## Work item
Print out the data below in full, exactly as written.

──────── Input data ────────

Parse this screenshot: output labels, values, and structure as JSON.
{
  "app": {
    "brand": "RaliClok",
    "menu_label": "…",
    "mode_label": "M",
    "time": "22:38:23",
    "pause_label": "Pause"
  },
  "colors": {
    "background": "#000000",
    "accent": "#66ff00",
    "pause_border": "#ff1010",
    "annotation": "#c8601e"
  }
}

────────

## Answer
Parse this screenshot: output labels, values, and structure as JSON.
{
  "app": {
    "brand": "RaliClok",
    "menu_label": "…",
    "mode_label": "M",
    "time": "22:38:23",
    "pause_label": "Pause"
  },
  "colors": {
    "background": "#000000",
    "accent": "#66ff00",
    "pause_border": "#ff1010",
    "annotation": "#c8601e"
  }
}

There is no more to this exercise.